WHAT IS EXPECTED
Repeat the entries that follow from start to finish, keeping every character.

PROVIDED RECORDS
------------------------------------------------------------

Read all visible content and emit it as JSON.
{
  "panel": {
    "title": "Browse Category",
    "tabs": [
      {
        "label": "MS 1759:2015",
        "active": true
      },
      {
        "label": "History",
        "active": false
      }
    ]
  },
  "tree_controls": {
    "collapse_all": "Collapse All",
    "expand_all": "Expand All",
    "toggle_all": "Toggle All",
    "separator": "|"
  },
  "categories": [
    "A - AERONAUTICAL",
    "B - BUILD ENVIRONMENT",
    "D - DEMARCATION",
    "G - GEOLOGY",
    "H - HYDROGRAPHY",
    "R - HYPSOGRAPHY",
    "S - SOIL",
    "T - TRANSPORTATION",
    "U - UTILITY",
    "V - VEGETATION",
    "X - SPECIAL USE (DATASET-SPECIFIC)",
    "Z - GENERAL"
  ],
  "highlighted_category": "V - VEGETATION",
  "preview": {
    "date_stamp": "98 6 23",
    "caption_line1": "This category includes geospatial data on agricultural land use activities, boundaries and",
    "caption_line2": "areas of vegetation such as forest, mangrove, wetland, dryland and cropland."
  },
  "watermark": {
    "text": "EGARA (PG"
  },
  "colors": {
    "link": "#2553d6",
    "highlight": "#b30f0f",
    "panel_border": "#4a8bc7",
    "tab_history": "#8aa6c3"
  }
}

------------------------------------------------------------

RESULT FOR THIS TASK
Read all visible content and emit it as JSON.
{
  "panel": {
    "title": "Browse Category",
    "tabs": [
      {
        "label": "MS 1759:2015",
        "active": true
      },
      {
        "label": "History",
        "active": false
      }
    ]
  },
  "tree_controls": {
    "collapse_all": "Collapse All",
    "expand_all": "Expand All",
    "toggle_all": "Toggle All",
    "separator": "|"
  },
  "categories": [
    "A - AERONAUTICAL",
    "B - BUILD ENVIRONMENT",
    "D - DEMARCATION",
    "G - GEOLOGY",
    "H - HYDROGRAPHY",
    "R - HYPSOGRAPHY",
    "S - SOIL",
    "T - TRANSPORTATION",
    "U - UTILITY",
    "V - VEGETATION",
    "X - SPECIAL USE (DATASET-SPECIFIC)",
    "Z - GENERAL"
  ],
  "highlighted_category": "V - VEGETATION",
  "preview": {
    "date_stamp": "98 6 23",
    "caption_line1": "This category includes geospatial data on agricultural land use activities, boundaries and",
    "caption_line2": "areas of vegetation such as forest, mangrove, wetland, dryland and cropland."
  },
  "watermark": {
    "text": "EGARA (PG"
  },
  "colors": {
    "link": "#2553d6",
    "highlight": "#b30f0f",
    "panel_border": "#4a8bc7",
    "tab_history": "#8aa6c3"
  }
}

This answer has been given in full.